A Blind Man Infected From Onchocerciasis      The Onchocerca volvulus parasite can only survive when it is inside of a host. Once it is attached to its host, the female disburses her larvae into the skin and tissue of the host, where the parasites begin to grow and mature into adults. After mating, the pregnant females then release thousands of larvae into the bloodstream of the host. These larvae are responsible for the diseases in which the host accumulates including dermatitis, lymphadenopathy, and most commonly, blindness (Truant 1998). Onchocerca volvulus is the second leading cause of blindness in the world (Globisch 2013).
     The life cycle of a Onchocerca volvulus starts out when an infected larvae bites on a human host, which is similar to the insect Aedes aegypti because they also host upon humans. The transfer of Onchocerca volvulus is similar to the parasite Babesia caris as it is also transferred through the bite of an insect. Babesia caris, isAdult Onchocerca volvulus Worms transferred by a tick into a host of a dog or fox rather than a human where it then leads the host to feeling very unwell and can sometimes even lead to death. The larvae then develops into an adult worm in the dermis or connective tissue of the host. These female worms live in coiled-up subcutaneous tissues and can be anywhere from 30 to 80 centimeters in length. The females also produce 700- 1500 microfilarias, the embryonic larva of the nematode in a single day. Dracunculus medinensis is similar to Onchocerca volvulus because after they reproduce, the female worms both migrate to subcutaneous tissues of the human body. The male larvae tend to move freely in the skin tissues of the host where it is typically 3-5 centimeters long. The microfilariae produced by the female then migrate throughout the body of the host into the upper dermis and eyes (Institutional Links 2013).
      Another fly can get infected if it feasts on a host which is already infected by the parasite. When a blackfly ingests a microfilariae with its blood meal it can very easily pick up the parasite. The microfilariae then enters the first larval stage where it remains until it matures and then takes over the saliva of the fly. As the fly the finds its next host, human or animal, the larvae then passes into the host’s bloodstream and the cycle starts all over again.
     If a person is affected by Onchocerca volvulus in the area of the eye, it can lead to severe damage of the eye and even lead to blindness. However, if it is noticed in the early stages, it can be cured by the use of drugs that kill the larvae in the body which is the source of inflammation in the eye. This treatment however, can take a very long time and can last anywhere from 10 to 15 years because that is the lifespan of the matured worm present in the humans body (Onchocerciasis 2006). Woman's Infected Eye
     Blindness has been a huge fear of many Africans because of the terrible effect that it can have on not only a persons life, but it can also be a burden for the people around them as well. Many people in Africa have therefore chosen to move away from the rivers and savannahs for fear that they may catch the parasite. This has lead to decreasing amounts of productivity and agriculture in these fertile soil areas which inturn increases poverty in these areas as well (World Health Organization 2014).
      Onchocerca volvulus is a very mobile parasite that can travel fast because of it’s ability to transfer through humans, animals, and black flies.
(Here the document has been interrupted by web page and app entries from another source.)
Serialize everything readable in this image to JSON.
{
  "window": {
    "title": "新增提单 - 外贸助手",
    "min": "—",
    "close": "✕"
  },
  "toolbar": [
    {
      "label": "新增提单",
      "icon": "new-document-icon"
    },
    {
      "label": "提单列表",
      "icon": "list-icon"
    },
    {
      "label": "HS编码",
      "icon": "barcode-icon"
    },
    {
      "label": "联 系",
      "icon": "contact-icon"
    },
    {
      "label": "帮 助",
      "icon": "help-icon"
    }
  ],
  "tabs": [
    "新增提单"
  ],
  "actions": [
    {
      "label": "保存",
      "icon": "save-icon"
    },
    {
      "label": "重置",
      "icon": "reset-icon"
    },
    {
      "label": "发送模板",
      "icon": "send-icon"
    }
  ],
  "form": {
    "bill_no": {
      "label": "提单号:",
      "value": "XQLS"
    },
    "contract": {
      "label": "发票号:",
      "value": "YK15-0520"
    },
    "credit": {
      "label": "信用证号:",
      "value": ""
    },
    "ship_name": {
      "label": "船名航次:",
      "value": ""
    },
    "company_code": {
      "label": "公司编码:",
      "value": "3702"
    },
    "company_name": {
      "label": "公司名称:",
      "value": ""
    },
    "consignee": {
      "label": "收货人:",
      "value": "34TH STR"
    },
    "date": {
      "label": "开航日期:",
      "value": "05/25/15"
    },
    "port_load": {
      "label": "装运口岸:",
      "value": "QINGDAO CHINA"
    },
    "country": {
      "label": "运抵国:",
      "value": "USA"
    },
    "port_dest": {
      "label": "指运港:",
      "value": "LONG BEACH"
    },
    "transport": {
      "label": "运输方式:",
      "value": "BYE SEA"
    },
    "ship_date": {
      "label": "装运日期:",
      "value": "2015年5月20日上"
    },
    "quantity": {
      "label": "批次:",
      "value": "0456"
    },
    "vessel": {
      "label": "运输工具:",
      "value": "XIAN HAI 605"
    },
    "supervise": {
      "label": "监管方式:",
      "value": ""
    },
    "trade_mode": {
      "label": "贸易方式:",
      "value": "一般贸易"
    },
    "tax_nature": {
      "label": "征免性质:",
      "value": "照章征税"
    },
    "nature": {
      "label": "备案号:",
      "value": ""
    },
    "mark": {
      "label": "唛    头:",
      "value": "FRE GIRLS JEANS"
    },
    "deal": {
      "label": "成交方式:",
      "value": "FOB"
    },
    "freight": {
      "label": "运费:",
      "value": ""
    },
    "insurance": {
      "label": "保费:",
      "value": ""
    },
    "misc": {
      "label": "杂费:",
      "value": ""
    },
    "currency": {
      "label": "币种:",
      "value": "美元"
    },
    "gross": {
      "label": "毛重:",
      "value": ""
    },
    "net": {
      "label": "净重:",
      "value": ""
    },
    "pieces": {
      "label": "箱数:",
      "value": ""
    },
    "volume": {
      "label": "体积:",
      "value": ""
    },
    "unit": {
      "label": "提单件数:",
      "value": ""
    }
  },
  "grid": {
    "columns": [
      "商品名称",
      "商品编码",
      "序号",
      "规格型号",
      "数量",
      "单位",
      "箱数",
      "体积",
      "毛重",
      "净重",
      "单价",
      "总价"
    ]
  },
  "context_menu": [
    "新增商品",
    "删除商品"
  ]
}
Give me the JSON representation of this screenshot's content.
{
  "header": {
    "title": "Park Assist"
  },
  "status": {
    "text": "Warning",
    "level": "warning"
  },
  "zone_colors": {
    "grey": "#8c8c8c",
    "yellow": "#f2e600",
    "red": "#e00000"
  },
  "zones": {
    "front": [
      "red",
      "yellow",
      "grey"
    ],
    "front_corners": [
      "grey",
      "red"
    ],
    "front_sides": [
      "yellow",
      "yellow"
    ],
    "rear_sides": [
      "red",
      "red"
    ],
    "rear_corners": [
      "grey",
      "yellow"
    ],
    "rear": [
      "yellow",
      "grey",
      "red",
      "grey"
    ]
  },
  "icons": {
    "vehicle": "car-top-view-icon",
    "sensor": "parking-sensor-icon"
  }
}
This can be very harmful to humans, just as Sarcaphaga carnaria and Naegleria fowleri which also use humans as hosts of the parasites, because you can potentially get it anywhere, at any time. Even though there is new research being conducted on drugs that can help the early effects of the parasite, there are still these organisms living in a persons' body, which can live in a body for sometimes over 15 years. With more technology and studies being done on this organism, we can find a better way to keep humans safe and keep this detrimental organism contained.

                                   Let's learn about the life history and reproduction of this parasite!